Please reproduce the entries below exactly, leaving the pictures out.

(Saved entries)
--- START ---

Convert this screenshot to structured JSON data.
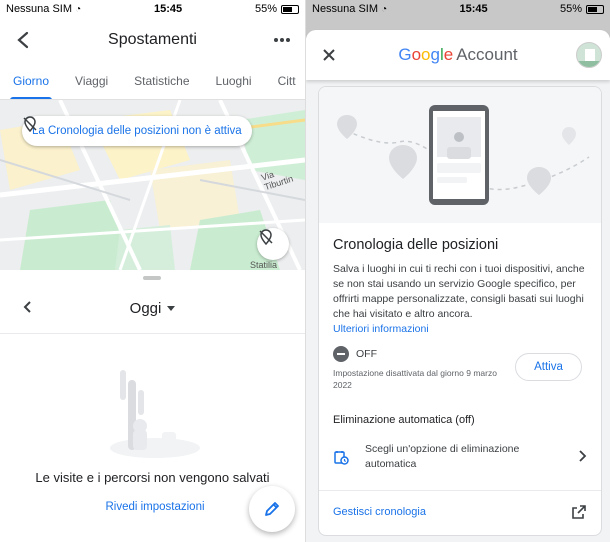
{
  "left": {
    "status": {
      "carrier": "Nessuna SIM",
      "time": "15:45",
      "battery": "55%"
    },
    "header": {
      "title": "Spostamenti"
    },
    "tabs": [
      {
        "label": "Giorno",
        "active": true
      },
      {
        "label": "Viaggi",
        "active": false
      },
      {
        "label": "Statistiche",
        "active": false
      },
      {
        "label": "Luoghi",
        "active": false
      },
      {
        "label": "Citt",
        "active": false
      }
    ],
    "map": {
      "notice": "La Cronologia delle posizioni non è attiva",
      "street_labels": [
        "Via Tiburtin",
        "Statilia"
      ]
    },
    "sheet": {
      "date": "Oggi",
      "empty_message": "Le visite e i percorsi non vengono salvati",
      "review_link": "Rivedi impostazioni"
    }
  },
  "right": {
    "status": {
      "carrier": "Nessuna SIM",
      "time": "15:45",
      "battery": "55%"
    },
    "brand": {
      "google": [
        "G",
        "o",
        "o",
        "g",
        "l",
        "e"
      ],
      "account": "Account"
    },
    "card": {
      "title": "Cronologia delle posizioni",
      "description": "Salva i luoghi in cui ti rechi con i tuoi dispositivi, anche se non stai usando un servizio Google specifico, per offrirti mappe personalizzate, consigli basati sui luoghi che hai visitato e altro ancora.",
      "more_link": "Ulteriori informazioni",
      "state": "OFF",
      "state_note": "Impostazione disattivata dal giorno 9 marzo 2022",
      "activate_label": "Attiva",
      "auto_delete_title": "Eliminazione automatica (off)",
      "auto_delete_option": "Scegli un'opzione di eliminazione automatica",
      "manage_link": "Gestisci cronologia"
    }
  },
  "colors": {
    "accent": "#1a73e8",
    "google_blue": "#4285f4",
    "google_red": "#ea4335",
    "google_yellow": "#fbbc05",
    "google_green": "#34a853"
  }
}
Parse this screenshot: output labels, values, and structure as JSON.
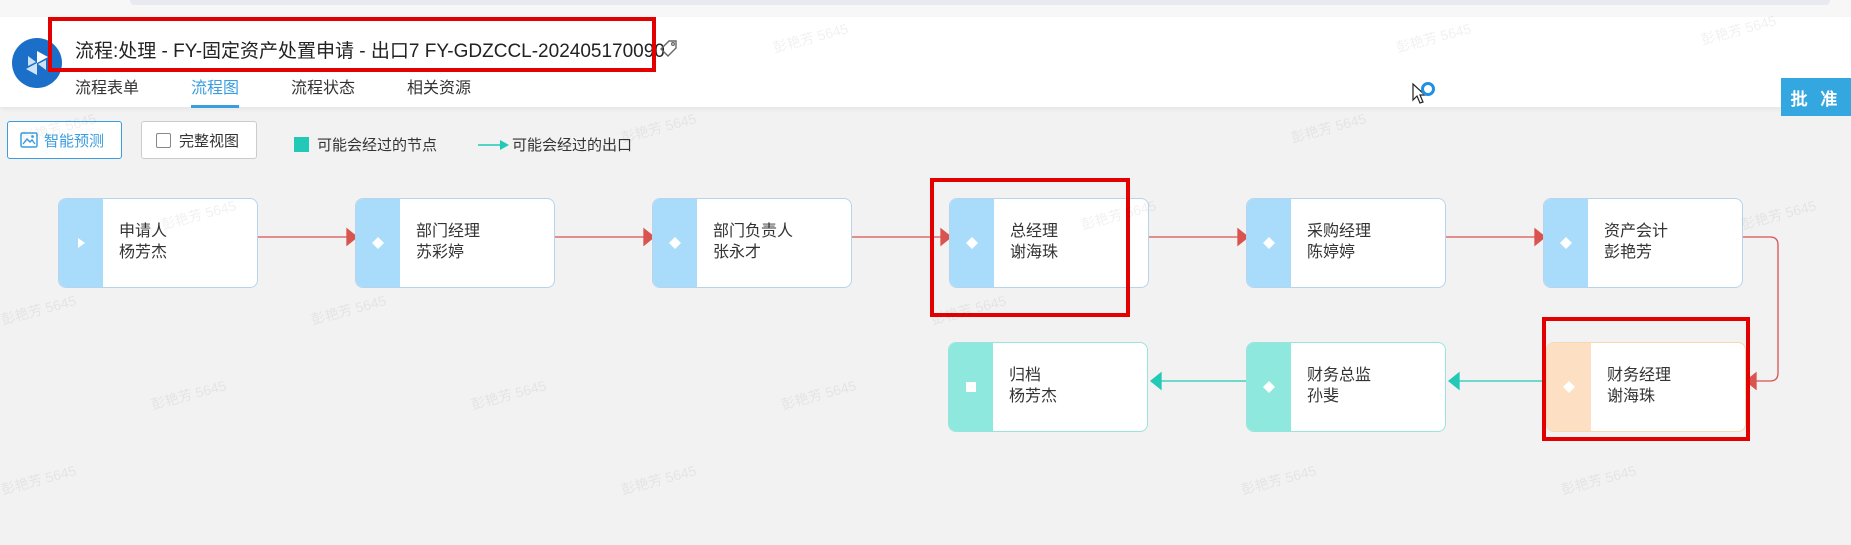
{
  "header": {
    "title": "流程:处理 - FY-固定资产处置申请 - 出口7 FY-GDZCCL-202405170090",
    "approve_label": "批 准"
  },
  "tabs": [
    {
      "label": "流程表单"
    },
    {
      "label": "流程图"
    },
    {
      "label": "流程状态"
    },
    {
      "label": "相关资源"
    }
  ],
  "toolbar": {
    "predict_label": "智能预测",
    "full_view_label": "完整视图",
    "legend_node_label": "可能会经过的节点",
    "legend_exit_label": "可能会经过的出口"
  },
  "nodes": [
    {
      "role": "申请人",
      "person": "杨芳杰",
      "icon": "play-icon"
    },
    {
      "role": "部门经理",
      "person": "苏彩婷",
      "icon": "diamond-icon"
    },
    {
      "role": "部门负责人",
      "person": "张永才",
      "icon": "diamond-icon"
    },
    {
      "role": "总经理",
      "person": "谢海珠",
      "icon": "diamond-icon"
    },
    {
      "role": "采购经理",
      "person": "陈婷婷",
      "icon": "diamond-icon"
    },
    {
      "role": "资产会计",
      "person": "彭艳芳",
      "icon": "diamond-icon"
    },
    {
      "role": "财务经理",
      "person": "谢海珠",
      "icon": "diamond-icon"
    },
    {
      "role": "财务总监",
      "person": "孙斐",
      "icon": "diamond-icon"
    },
    {
      "role": "归档",
      "person": "杨芳杰",
      "icon": "square-icon"
    }
  ],
  "watermark": "彭艳芳 5645",
  "colors": {
    "accent": "#3a9de0",
    "past_edge": "#d9534f",
    "possible_edge": "#21c9b6",
    "highlight": "#e30000"
  }
}
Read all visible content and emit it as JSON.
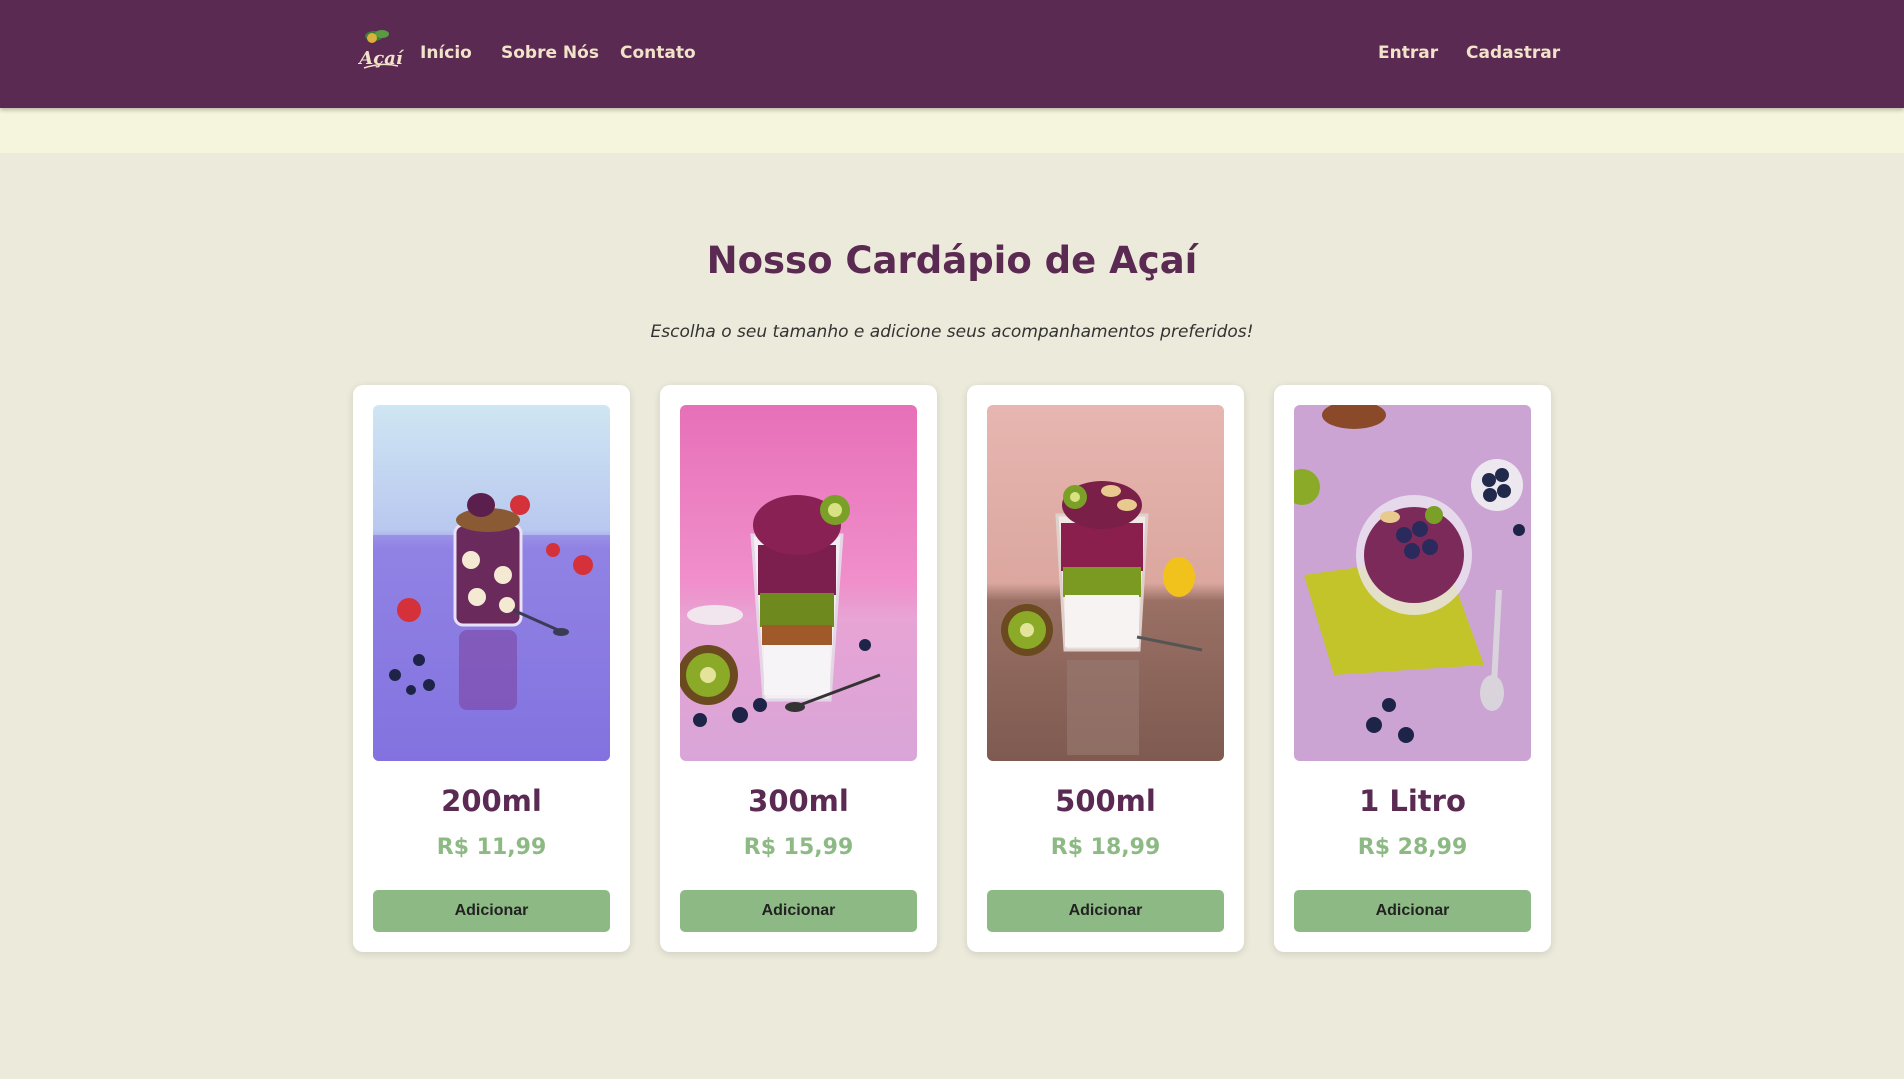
{
  "navbar": {
    "logo_text": "Açaí",
    "links": [
      "Início",
      "Sobre Nós",
      "Contato"
    ],
    "auth": {
      "login": "Entrar",
      "signup": "Cadastrar"
    }
  },
  "menu": {
    "title": "Nosso Cardápio de Açaí",
    "subtitle": "Escolha o seu tamanho e adicione seus acompanhamentos preferidos!",
    "products": [
      {
        "size": "200ml",
        "price": "R$ 11,99",
        "button": "Adicionar"
      },
      {
        "size": "300ml",
        "price": "R$ 15,99",
        "button": "Adicionar"
      },
      {
        "size": "500ml",
        "price": "R$ 18,99",
        "button": "Adicionar"
      },
      {
        "size": "1 Litro",
        "price": "R$ 28,99",
        "button": "Adicionar"
      }
    ]
  },
  "colors": {
    "navbar_bg": "#5a2a52",
    "nav_text": "#f1e3c9",
    "page_bg": "#eceada",
    "title": "#5a2a52",
    "price": "#8dba84",
    "button_bg": "#8dba84"
  }
}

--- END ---

Response for this exercise ::
Convert this screenshot to structured JSON data.
{
  "left": {
    "status": {
      "carrier": "Nessuna SIM",
      "time": "15:45",
      "battery": "55%"
    },
    "header": {
      "title": "Spostamenti"
    },
    "tabs": [
      {
        "label": "Giorno",
        "active": true
      },
      {
        "label": "Viaggi",
        "active": false
      },
      {
        "label": "Statistiche",
        "active": false
      },
      {
        "label": "Luoghi",
        "active": false
      },
      {
        "label": "Citt",
        "active": false
      }
    ],
    "map": {
      "notice": "La Cronologia delle posizioni non è attiva",
      "street_labels": [
        "Via Tiburtin",
        "Statilia"
      ]
    },
    "sheet": {
      "date": "Oggi",
      "empty_message": "Le visite e i percorsi non vengono salvati",
      "review_link": "Rivedi impostazioni"
    }
  },
  "right": {
    "status": {
      "carrier": "Nessuna SIM",
      "time": "15:45",
      "battery": "55%"
    },
    "brand": {
      "google": [
        "G",
        "o",
        "o",
        "g",
        "l",
        "e"
      ],
      "account": "Account"
    },
    "card": {
      "title": "Cronologia delle posizioni",
      "description": "Salva i luoghi in cui ti rechi con i tuoi dispositivi, anche se non stai usando un servizio Google specifico, per offrirti mappe personalizzate, consigli basati sui luoghi che hai visitato e altro ancora.",
      "more_link": "Ulteriori informazioni",
      "state": "OFF",
      "state_note": "Impostazione disattivata dal giorno 9 marzo 2022",
      "activate_label": "Attiva",
      "auto_delete_title": "Eliminazione automatica (off)",
      "auto_delete_option": "Scegli un'opzione di eliminazione automatica",
      "manage_link": "Gestisci cronologia"
    }
  },
  "colors": {
    "accent": "#1a73e8",
    "google_blue": "#4285f4",
    "google_red": "#ea4335",
    "google_yellow": "#fbbc05",
    "google_green": "#34a853"
  }
}
Parse this screenshot: output labels, values, and structure as JSON.
{
  "header": {
    "title": "流程:处理 - FY-固定资产处置申请 - 出口7 FY-GDZCCL-202405170090",
    "approve_label": "批 准"
  },
  "tabs": [
    {
      "label": "流程表单"
    },
    {
      "label": "流程图"
    },
    {
      "label": "流程状态"
    },
    {
      "label": "相关资源"
    }
  ],
  "toolbar": {
    "predict_label": "智能预测",
    "full_view_label": "完整视图",
    "legend_node_label": "可能会经过的节点",
    "legend_exit_label": "可能会经过的出口"
  },
  "nodes": [
    {
      "role": "申请人",
      "person": "杨芳杰",
      "icon": "play-icon"
    },
    {
      "role": "部门经理",
      "person": "苏彩婷",
      "icon": "diamond-icon"
    },
    {
      "role": "部门负责人",
      "person": "张永才",
      "icon": "diamond-icon"
    },
    {
      "role": "总经理",
      "person": "谢海珠",
      "icon": "diamond-icon"
    },
    {
      "role": "采购经理",
      "person": "陈婷婷",
      "icon": "diamond-icon"
    },
    {
      "role": "资产会计",
      "person": "彭艳芳",
      "icon": "diamond-icon"
    },
    {
      "role": "财务经理",
      "person": "谢海珠",
      "icon": "diamond-icon"
    },
    {
      "role": "财务总监",
      "person": "孙斐",
      "icon": "diamond-icon"
    },
    {
      "role": "归档",
      "person": "杨芳杰",
      "icon": "square-icon"
    }
  ],
  "watermark": "彭艳芳 5645",
  "colors": {
    "accent": "#3a9de0",
    "past_edge": "#d9534f",
    "possible_edge": "#21c9b6",
    "highlight": "#e30000"
  }
}
Read all visible content and emit it as JSON.
{
  "navbar": {
    "logo_text": "Açaí",
    "links": [
      "Início",
      "Sobre Nós",
      "Contato"
    ],
    "auth": {
      "login": "Entrar",
      "signup": "Cadastrar"
    }
  },
  "menu": {
    "title": "Nosso Cardápio de Açaí",
    "subtitle": "Escolha o seu tamanho e adicione seus acompanhamentos preferidos!",
    "products": [
      {
        "size": "200ml",
        "price": "R$ 11,99",
        "button": "Adicionar"
      },
      {
        "size": "300ml",
        "price": "R$ 15,99",
        "button": "Adicionar"
      },
      {
        "size": "500ml",
        "price": "R$ 18,99",
        "button": "Adicionar"
      },
      {
        "size": "1 Litro",
        "price": "R$ 28,99",
        "button": "Adicionar"
      }
    ]
  },
  "colors": {
    "navbar_bg": "#5a2a52",
    "nav_text": "#f1e3c9",
    "page_bg": "#eceada",
    "title": "#5a2a52",
    "price": "#8dba84",
    "button_bg": "#8dba84"
  }
}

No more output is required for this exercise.